Ethical theory is an attempt to define morals and behavior necessary to live a quality life. Ethical theories try to give general rules to give answer to what is right and how to make decisions with ‘right’ or ‘good’ in mind. As with most things when generalizing, it is difficult to formulate a theory that can apply to every situation an individual may come across in life.
Ethical theories are necessary to act ethically. Ethical behavior is subjective based on individual perspective. Taking a life is unethical to most of the world. Some cultures believe in sacrificing animals and/or individuals for the sake of their beliefs. One ethical theory would say no taking of life is acceptable. Other ethical theory would say taking a life in the form of ritual sacrifice is okay. Is either wrong? Is either right?
Ethical theories can be formal and informal. Some are given names like Hedonism, Utilitarianism, Deontology, etc. but most people live generally ethical lives based on informal ethical theories.

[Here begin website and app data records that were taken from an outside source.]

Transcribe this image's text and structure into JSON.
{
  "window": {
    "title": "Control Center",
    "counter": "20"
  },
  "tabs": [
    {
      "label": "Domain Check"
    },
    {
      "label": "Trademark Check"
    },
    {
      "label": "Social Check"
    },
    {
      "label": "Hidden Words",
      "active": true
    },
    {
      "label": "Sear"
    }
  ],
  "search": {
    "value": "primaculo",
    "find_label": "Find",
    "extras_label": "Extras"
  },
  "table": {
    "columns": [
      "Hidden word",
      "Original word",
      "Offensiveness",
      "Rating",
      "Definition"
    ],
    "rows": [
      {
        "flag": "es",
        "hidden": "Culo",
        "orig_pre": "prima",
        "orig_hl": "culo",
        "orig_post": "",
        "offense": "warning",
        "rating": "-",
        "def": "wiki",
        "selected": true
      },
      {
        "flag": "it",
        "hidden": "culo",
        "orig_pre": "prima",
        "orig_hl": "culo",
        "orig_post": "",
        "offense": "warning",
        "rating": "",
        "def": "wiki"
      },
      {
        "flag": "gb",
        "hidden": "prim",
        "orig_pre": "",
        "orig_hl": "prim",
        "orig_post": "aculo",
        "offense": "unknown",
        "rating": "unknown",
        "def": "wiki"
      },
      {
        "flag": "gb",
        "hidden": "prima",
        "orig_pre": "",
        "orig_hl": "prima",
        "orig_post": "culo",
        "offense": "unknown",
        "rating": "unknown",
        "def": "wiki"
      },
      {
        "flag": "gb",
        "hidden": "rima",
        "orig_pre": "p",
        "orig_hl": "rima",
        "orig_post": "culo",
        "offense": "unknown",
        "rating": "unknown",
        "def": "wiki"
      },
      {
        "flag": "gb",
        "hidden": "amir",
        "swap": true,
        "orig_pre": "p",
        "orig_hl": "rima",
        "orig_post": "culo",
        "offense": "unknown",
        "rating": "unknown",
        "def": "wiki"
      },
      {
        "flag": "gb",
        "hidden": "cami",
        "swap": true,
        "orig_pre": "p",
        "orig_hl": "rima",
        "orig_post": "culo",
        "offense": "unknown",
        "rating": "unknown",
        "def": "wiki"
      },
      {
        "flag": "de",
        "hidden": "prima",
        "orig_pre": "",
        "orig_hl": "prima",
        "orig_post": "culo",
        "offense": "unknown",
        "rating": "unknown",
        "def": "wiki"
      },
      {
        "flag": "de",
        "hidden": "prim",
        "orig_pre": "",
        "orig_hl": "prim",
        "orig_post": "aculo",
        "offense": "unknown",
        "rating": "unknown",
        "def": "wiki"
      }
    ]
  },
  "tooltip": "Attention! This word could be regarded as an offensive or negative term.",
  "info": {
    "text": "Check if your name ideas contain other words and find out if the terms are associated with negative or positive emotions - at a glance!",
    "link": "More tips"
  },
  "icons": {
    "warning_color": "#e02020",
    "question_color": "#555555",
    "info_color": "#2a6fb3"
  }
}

An individuals ethical theory is comprised of beliefs formed while growing up, laws existing in the region an individual lives, and facts learned from life experiences.
Ethical theories whether formal or informal are necessary to attempt to form a unified definition of right and wrong in a society and culture. That said there has yet to be an ethical theory formed to encompass all peoples and possible situations equally.
The difficulty of generalizing human behavior is found in the ethical theories Utilitarianism and Deontology. Utilitarianism states that an action resulting in good is essentially good without regard for intention. This means an action resulting from bad is unwaveringly bad. This gives a quick an easy way to judge actions as good or bad but not fairly so. If a Taxi driver takes a shortcut to get a passenger to her destination faster and abides all laws but runs over a pedestrian who unexpectedly runs into the road is the taxi driver a murderer?
Deontology suggests the opposite of Utilitarianism. It is the theory that an action with good intentions resulting in negative results is still a good action or the reverse where bad intentions with good results are still bad. In simple situations this seem s a fitting theory. When more complex situations arise the theory does not hold. Like with Utilitarianism there are too many unpredictable events that can alter planned actions to cause unforeseen results.
Ultimately ethical theories are something worth contemplating as until your ask yourself its easy to simply assume ethics are solid. In life things are not black and white. There is quite a bit of shade variation.
I am reminded of a situation I heard of in a psych course I took. A man’s wife is dying of a curable disease. Unfortunately they do not have health insurance and can not afford the medicine. The antidote available is locked in a doctors office. The man breaks into the doctors office and steal the medicine. The mans wife lives. The man goes to jail. Was the man wrong to break into the doctors office? Was the doctors office wrong to withhold a cure from a sick woman? Should the man be sent to jail? Should the woman be charged as a criminal? All valid questions and all answered differently depending on your own ethical conviction or theory.